Marco Jacquemet is Professor of Communication and Culture at the University of San Francisco. His current scholarship focuses on the communicative mutations produced by the circulation of migrants, languages, and media idioms in the Mediterranean area. He is writing a book based on this research, called “Transidioma: Language and Power in the Digital Age” (Wiley, forthcoming). His most significant English publications to date are Ethereal Shadows: Communication and Power in Contemporary Italy (co-authored with Franco Berardi; Autonomedia, 2009), and Credibility in Court: Communicative Practices in the Camorra's Criminal Trials (Cambridge University Press, 2009, 2nd edition; winner of the BAAL Book of the Year Award). He is also active in Italian and European mediactivist and refugee rights networks.

Talk by Professor Ananya Jahanara Kabir

"Créolité and Coolitude, the Indian on the Plantation"

Monday, December 3rd | 2:00pm | White Hall 110

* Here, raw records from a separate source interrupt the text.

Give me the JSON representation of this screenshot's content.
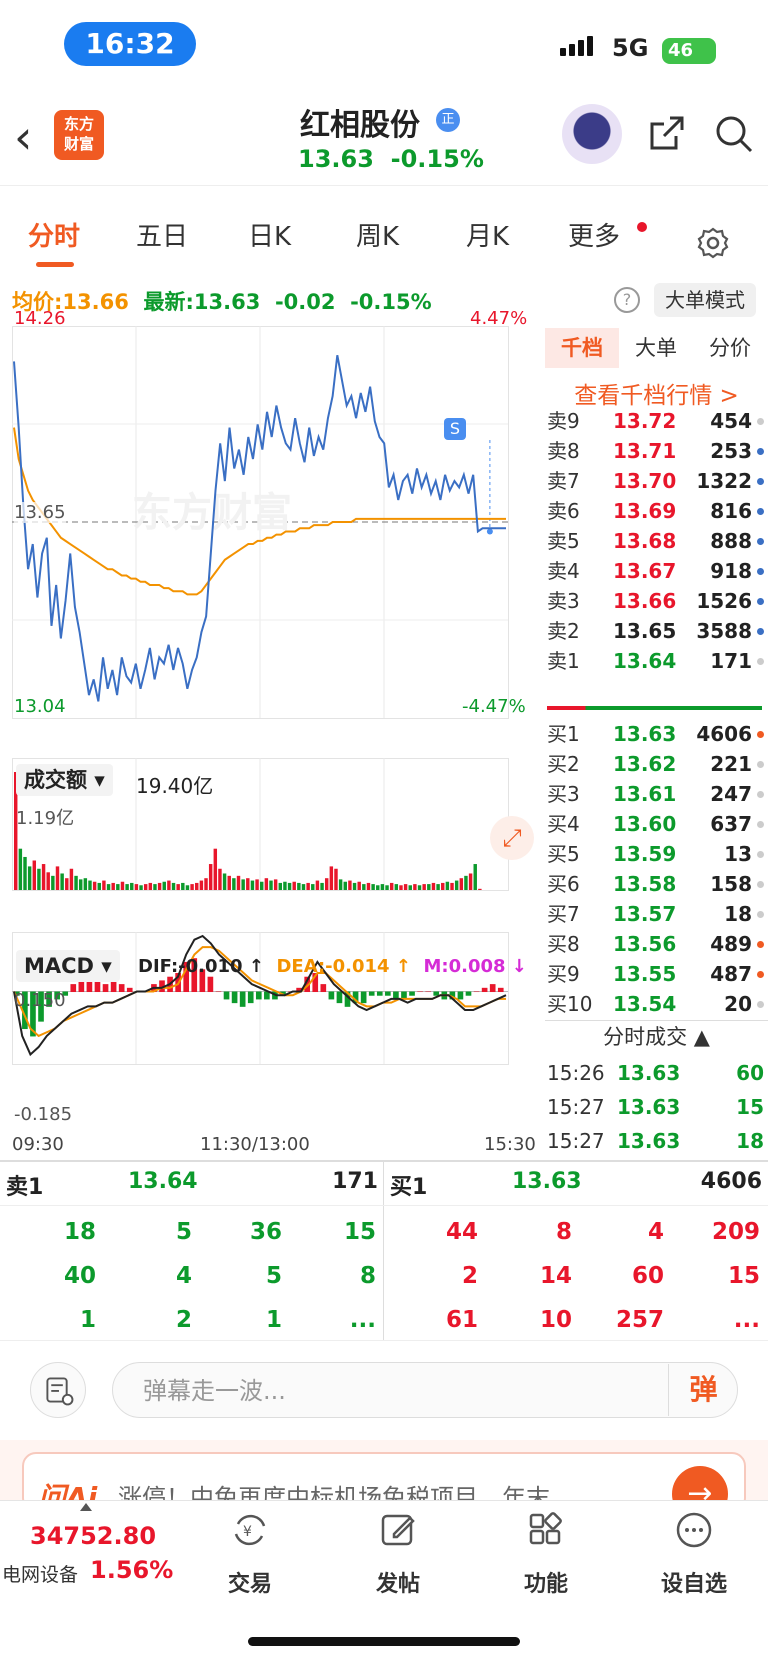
{
  "status_bar": {
    "time": "16:32",
    "network": "5G",
    "battery": "46"
  },
  "header": {
    "logo_line1": "东方",
    "logo_line2": "财富",
    "stock_name": "红相股份",
    "badge": "正",
    "price": "13.63",
    "change_pct": "-0.15%"
  },
  "tabs": [
    {
      "label": "分时",
      "active": true
    },
    {
      "label": "五日"
    },
    {
      "label": "日K"
    },
    {
      "label": "周K"
    },
    {
      "label": "月K"
    },
    {
      "label": "更多"
    }
  ],
  "info": {
    "avg_label": "均价:",
    "avg_value": "13.66",
    "latest_label": "最新:",
    "latest_value": "13.63",
    "change": "-0.02",
    "change_pct": "-0.15%",
    "help": "?",
    "mode_button": "大单模式"
  },
  "chart_data": {
    "type": "line",
    "title": "分时",
    "y_max_label": "14.26",
    "y_min_label": "13.04",
    "pct_max_label": "4.47%",
    "pct_min_label": "-4.47%",
    "prev_close_label": "13.65",
    "ylim": [
      13.04,
      14.26
    ],
    "prev_close": 13.65,
    "sell_marker": "S",
    "watermark": "东方财富",
    "x_ticks": [
      "09:30",
      "11:30/13:00",
      "15:30"
    ],
    "price_series": [
      14.16,
      13.95,
      13.7,
      13.5,
      13.58,
      13.41,
      13.55,
      13.6,
      13.32,
      13.45,
      13.28,
      13.4,
      13.55,
      13.38,
      13.3,
      13.2,
      13.1,
      13.15,
      13.08,
      13.22,
      13.12,
      13.18,
      13.1,
      13.22,
      13.16,
      13.14,
      13.2,
      13.12,
      13.18,
      13.25,
      13.15,
      13.22,
      13.2,
      13.26,
      13.18,
      13.25,
      13.2,
      13.12,
      13.18,
      13.22,
      13.3,
      13.35,
      13.55,
      13.75,
      13.9,
      13.78,
      13.95,
      13.82,
      13.88,
      13.8,
      13.92,
      13.85,
      13.96,
      13.88,
      14.0,
      13.92,
      14.02,
      13.95,
      13.9,
      13.88,
      13.98,
      13.9,
      13.84,
      13.95,
      13.86,
      13.92,
      13.88,
      13.98,
      14.05,
      14.18,
      14.1,
      14.02,
      14.05,
      13.98,
      14.06,
      14.0,
      14.08,
      13.97,
      13.92,
      13.9,
      13.76,
      13.8,
      13.72,
      13.78,
      13.8,
      13.74,
      13.82,
      13.76,
      13.8,
      13.74,
      13.78,
      13.72,
      13.8,
      13.75,
      13.78,
      13.76,
      13.8,
      13.74,
      13.8,
      13.62,
      13.63,
      13.63,
      13.63,
      13.63,
      13.63,
      13.63
    ],
    "avg_series": [
      13.95,
      13.85,
      13.8,
      13.75,
      13.72,
      13.7,
      13.68,
      13.66,
      13.64,
      13.62,
      13.6,
      13.59,
      13.58,
      13.57,
      13.56,
      13.55,
      13.54,
      13.53,
      13.52,
      13.51,
      13.5,
      13.5,
      13.49,
      13.48,
      13.48,
      13.47,
      13.47,
      13.46,
      13.46,
      13.45,
      13.45,
      13.45,
      13.44,
      13.44,
      13.43,
      13.43,
      13.43,
      13.42,
      13.42,
      13.42,
      13.43,
      13.45,
      13.47,
      13.49,
      13.51,
      13.53,
      13.54,
      13.55,
      13.56,
      13.57,
      13.58,
      13.58,
      13.59,
      13.59,
      13.6,
      13.6,
      13.61,
      13.61,
      13.62,
      13.62,
      13.62,
      13.63,
      13.63,
      13.63,
      13.64,
      13.64,
      13.64,
      13.64,
      13.65,
      13.65,
      13.65,
      13.65,
      13.65,
      13.66,
      13.66,
      13.66,
      13.66,
      13.66,
      13.66,
      13.66,
      13.66,
      13.66,
      13.66,
      13.66,
      13.66,
      13.66,
      13.66,
      13.66,
      13.66,
      13.66,
      13.66,
      13.66,
      13.66,
      13.66,
      13.66,
      13.66,
      13.66,
      13.66,
      13.66,
      13.66,
      13.66,
      13.66,
      13.66,
      13.66,
      13.66,
      13.66
    ],
    "volume_label": "成交额",
    "volume_total": "19.40亿",
    "volume_max_label": "1.19亿",
    "volume_series": [
      1.0,
      0.35,
      0.28,
      0.2,
      0.25,
      0.18,
      0.22,
      0.15,
      0.12,
      0.2,
      0.14,
      0.1,
      0.18,
      0.12,
      0.09,
      0.1,
      0.08,
      0.07,
      0.06,
      0.08,
      0.05,
      0.06,
      0.05,
      0.07,
      0.05,
      0.06,
      0.05,
      0.04,
      0.05,
      0.06,
      0.05,
      0.06,
      0.07,
      0.08,
      0.06,
      0.05,
      0.06,
      0.04,
      0.05,
      0.06,
      0.08,
      0.1,
      0.22,
      0.35,
      0.18,
      0.14,
      0.12,
      0.1,
      0.12,
      0.09,
      0.1,
      0.08,
      0.09,
      0.07,
      0.1,
      0.08,
      0.09,
      0.06,
      0.07,
      0.06,
      0.07,
      0.06,
      0.05,
      0.06,
      0.05,
      0.08,
      0.06,
      0.1,
      0.2,
      0.18,
      0.09,
      0.07,
      0.08,
      0.06,
      0.07,
      0.05,
      0.06,
      0.05,
      0.04,
      0.05,
      0.04,
      0.06,
      0.05,
      0.04,
      0.05,
      0.04,
      0.05,
      0.04,
      0.05,
      0.05,
      0.06,
      0.05,
      0.06,
      0.07,
      0.06,
      0.08,
      0.1,
      0.12,
      0.14,
      0.22,
      0.01,
      0.0,
      0.0,
      0.0,
      0.0,
      0.0
    ],
    "macd": {
      "label": "MACD",
      "dif": "DIF:-0.010 ↑",
      "dea": "DEA:-0.014 ↑",
      "m": "M:0.008 ↓",
      "top_label": "0.150",
      "bottom_label": "-0.185",
      "ylim": [
        -0.185,
        0.15
      ],
      "dif_series": [
        0.0,
        -0.12,
        -0.17,
        -0.15,
        -0.12,
        -0.1,
        -0.08,
        -0.06,
        -0.05,
        -0.04,
        -0.04,
        -0.03,
        -0.03,
        -0.02,
        -0.01,
        0.0,
        0.0,
        0.01,
        0.01,
        0.02,
        0.04,
        0.1,
        0.14,
        0.15,
        0.13,
        0.1,
        0.08,
        0.06,
        0.04,
        0.02,
        0.01,
        0.0,
        -0.01,
        -0.01,
        0.0,
        0.0,
        0.04,
        0.08,
        0.05,
        0.02,
        0.0,
        -0.02,
        -0.04,
        -0.05,
        -0.04,
        -0.03,
        -0.02,
        -0.02,
        -0.03,
        -0.02,
        -0.02,
        -0.02,
        -0.01,
        -0.01,
        -0.03,
        -0.05,
        -0.05,
        -0.04,
        -0.03,
        -0.02,
        -0.01
      ],
      "dea_series": [
        0.0,
        -0.05,
        -0.1,
        -0.12,
        -0.11,
        -0.1,
        -0.08,
        -0.07,
        -0.06,
        -0.05,
        -0.04,
        -0.03,
        -0.03,
        -0.02,
        -0.01,
        0.0,
        0.0,
        0.0,
        0.01,
        0.01,
        0.02,
        0.06,
        0.1,
        0.12,
        0.12,
        0.11,
        0.09,
        0.07,
        0.05,
        0.03,
        0.02,
        0.01,
        0.0,
        -0.01,
        -0.01,
        0.0,
        0.02,
        0.05,
        0.05,
        0.03,
        0.01,
        -0.01,
        -0.03,
        -0.04,
        -0.04,
        -0.03,
        -0.03,
        -0.02,
        -0.02,
        -0.02,
        -0.02,
        -0.02,
        -0.01,
        -0.01,
        -0.02,
        -0.04,
        -0.04,
        -0.04,
        -0.03,
        -0.02,
        -0.02
      ],
      "hist_series": [
        -0.01,
        -0.1,
        -0.12,
        -0.08,
        -0.04,
        -0.02,
        -0.01,
        0.02,
        0.03,
        0.04,
        0.04,
        0.02,
        0.03,
        0.02,
        0.01,
        0.0,
        0.0,
        0.02,
        0.03,
        0.04,
        0.05,
        0.08,
        0.09,
        0.06,
        0.04,
        0.0,
        -0.02,
        -0.03,
        -0.04,
        -0.03,
        -0.02,
        -0.02,
        -0.02,
        -0.01,
        0.0,
        0.01,
        0.04,
        0.05,
        0.02,
        -0.02,
        -0.03,
        -0.04,
        -0.03,
        -0.03,
        -0.01,
        -0.01,
        -0.01,
        -0.02,
        -0.02,
        -0.01,
        0.0,
        0.0,
        -0.01,
        -0.02,
        -0.02,
        -0.02,
        -0.01,
        0.0,
        0.01,
        0.02,
        0.01
      ]
    }
  },
  "order_book": {
    "tabs": [
      "千档",
      "大单",
      "分价"
    ],
    "link": "查看千档行情 >",
    "sells": [
      {
        "label": "卖9",
        "price": "13.72",
        "vol": "454",
        "dot": "gray",
        "color": "red"
      },
      {
        "label": "卖8",
        "price": "13.71",
        "vol": "253",
        "dot": "blue",
        "color": "red"
      },
      {
        "label": "卖7",
        "price": "13.70",
        "vol": "1322",
        "dot": "blue",
        "color": "red"
      },
      {
        "label": "卖6",
        "price": "13.69",
        "vol": "816",
        "dot": "blue",
        "color": "red"
      },
      {
        "label": "卖5",
        "price": "13.68",
        "vol": "888",
        "dot": "blue",
        "color": "red"
      },
      {
        "label": "卖4",
        "price": "13.67",
        "vol": "918",
        "dot": "blue",
        "color": "red"
      },
      {
        "label": "卖3",
        "price": "13.66",
        "vol": "1526",
        "dot": "blue",
        "color": "red"
      },
      {
        "label": "卖2",
        "price": "13.65",
        "vol": "3588",
        "dot": "blue",
        "color": "black"
      },
      {
        "label": "卖1",
        "price": "13.64",
        "vol": "171",
        "dot": "gray",
        "color": "green"
      }
    ],
    "buys": [
      {
        "label": "买1",
        "price": "13.63",
        "vol": "4606",
        "dot": "orange"
      },
      {
        "label": "买2",
        "price": "13.62",
        "vol": "221",
        "dot": "gray"
      },
      {
        "label": "买3",
        "price": "13.61",
        "vol": "247",
        "dot": "gray"
      },
      {
        "label": "买4",
        "price": "13.60",
        "vol": "637",
        "dot": "gray"
      },
      {
        "label": "买5",
        "price": "13.59",
        "vol": "13",
        "dot": "gray"
      },
      {
        "label": "买6",
        "price": "13.58",
        "vol": "158",
        "dot": "gray"
      },
      {
        "label": "买7",
        "price": "13.57",
        "vol": "18",
        "dot": "gray"
      },
      {
        "label": "买8",
        "price": "13.56",
        "vol": "489",
        "dot": "orange"
      },
      {
        "label": "买9",
        "price": "13.55",
        "vol": "487",
        "dot": "orange"
      },
      {
        "label": "买10",
        "price": "13.54",
        "vol": "20",
        "dot": "gray"
      }
    ],
    "ticks_header": "分时成交 ▲",
    "ticks": [
      {
        "time": "15:26",
        "price": "13.63",
        "vol": "60"
      },
      {
        "time": "15:27",
        "price": "13.63",
        "vol": "15"
      },
      {
        "time": "15:27",
        "price": "13.63",
        "vol": "18"
      }
    ]
  },
  "summary": {
    "sell_label": "卖1",
    "sell_price": "13.64",
    "sell_vol": "171",
    "buy_label": "买1",
    "buy_price": "13.63",
    "buy_vol": "4606",
    "sell_queue": [
      "18",
      "5",
      "36",
      "15",
      "40",
      "4",
      "5",
      "8",
      "1",
      "2",
      "1",
      "..."
    ],
    "buy_queue": [
      "44",
      "8",
      "4",
      "209",
      "2",
      "14",
      "60",
      "15",
      "61",
      "10",
      "257",
      "..."
    ]
  },
  "danmu": {
    "placeholder": "弹幕走一波...",
    "button": "弹"
  },
  "ai_banner": {
    "logo": "问Ai",
    "text": "涨停！中免再度中标机场免税项目，年末",
    "arrow": "→"
  },
  "bottom_nav": {
    "index_value": "34752.80",
    "index_name": "电网设备",
    "index_pct": "1.56%",
    "items": [
      "交易",
      "发帖",
      "功能",
      "设自选"
    ]
  },
  "colors": {
    "red": "#e8162b",
    "green": "#0c9a2c",
    "orange": "#f39200",
    "brand": "#f05a22",
    "price_line": "#3a6fc4"
  }
}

The abolition of slavery worldwide in course of the 18th century was followed by the creation of a new source of plantation labour through various inter-imperial collaborations: indentured workers from Asia. The indentured labour diasporas that were superimposed on existent African-heritage and creole populations created through slavery, introduced new demographic and cultural elements; these, in turn, have generated specific consequences within the project of creolization that the Plantation catalysed. What are the memorial repercussions of the Indian on the Plantation? Using the concepts of ‘Creolité’ (as developed by Chamoiseau, Barnabé, and Confiant), and ‘Coolitude’ (as developed by Khal Torabully), I reveal how cultural and curatorial practices from the Indian Ocean and the Caribbean are grappling with the re-calibration of the Plantation’s symbolic economy necessitated by the entangled memories of the ‘coolie’, the ‘master’, and the ‘slave’.

Ananya Jahanara Kabir is Professor of English Literature in the Department of English, King’s College London

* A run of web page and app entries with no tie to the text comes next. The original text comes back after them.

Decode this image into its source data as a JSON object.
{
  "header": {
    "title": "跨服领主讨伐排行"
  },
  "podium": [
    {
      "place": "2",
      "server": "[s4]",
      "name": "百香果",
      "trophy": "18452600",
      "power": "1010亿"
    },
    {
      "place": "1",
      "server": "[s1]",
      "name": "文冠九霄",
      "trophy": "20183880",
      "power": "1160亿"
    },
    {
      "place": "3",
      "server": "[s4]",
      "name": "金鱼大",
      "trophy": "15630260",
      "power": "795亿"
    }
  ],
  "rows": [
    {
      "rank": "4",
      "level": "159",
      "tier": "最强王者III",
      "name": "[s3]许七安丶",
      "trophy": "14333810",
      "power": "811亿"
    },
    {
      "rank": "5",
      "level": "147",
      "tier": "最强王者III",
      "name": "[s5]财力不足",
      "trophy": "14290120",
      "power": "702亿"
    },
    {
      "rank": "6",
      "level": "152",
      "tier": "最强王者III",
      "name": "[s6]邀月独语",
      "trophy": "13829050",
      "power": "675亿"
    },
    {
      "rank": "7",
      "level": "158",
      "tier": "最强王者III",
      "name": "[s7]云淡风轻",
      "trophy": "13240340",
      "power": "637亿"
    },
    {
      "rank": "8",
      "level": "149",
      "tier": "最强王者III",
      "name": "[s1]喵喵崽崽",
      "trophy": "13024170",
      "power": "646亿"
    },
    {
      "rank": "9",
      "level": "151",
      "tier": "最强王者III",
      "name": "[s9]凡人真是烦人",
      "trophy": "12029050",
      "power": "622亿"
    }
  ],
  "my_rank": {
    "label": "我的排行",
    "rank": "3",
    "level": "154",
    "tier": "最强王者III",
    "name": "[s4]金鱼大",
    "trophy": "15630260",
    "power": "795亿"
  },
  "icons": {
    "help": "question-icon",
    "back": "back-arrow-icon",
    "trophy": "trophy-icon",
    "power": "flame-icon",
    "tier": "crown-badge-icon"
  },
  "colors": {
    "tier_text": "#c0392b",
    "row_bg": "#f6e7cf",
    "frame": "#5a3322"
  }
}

Talk (in French) by Professor Babacar Mbaye Diop

"African Art and Universal Modernity"

Tuesday, October 16th | 4:15pm | Board Room, Michael C. Carlos Museum

Babacar Mbaye Diop is a professor of Aesthetics and Philosophy of Art at the University Cheikh Anta Diop in Dakar. He is author of Critique de la notion d’art africain. Approches historiques, ethno-esthétiques et philosophiques (2011) and Omar Pène. Un destin en musique (2016) and over a dozen articles devoted to African art history. He has edited two collections of essays La conscience historique africaine (2008) and Le destin de la Négritude (2009). Diop is also a curator and works as an advisor for several artists. He was the Director of the 11th edition of Dakar Biennale, the largest art event in Africa. Diop has organized several solo and group exhibitions. He is currently the President of the Senegalese section of the International Art Critics Association (AICA).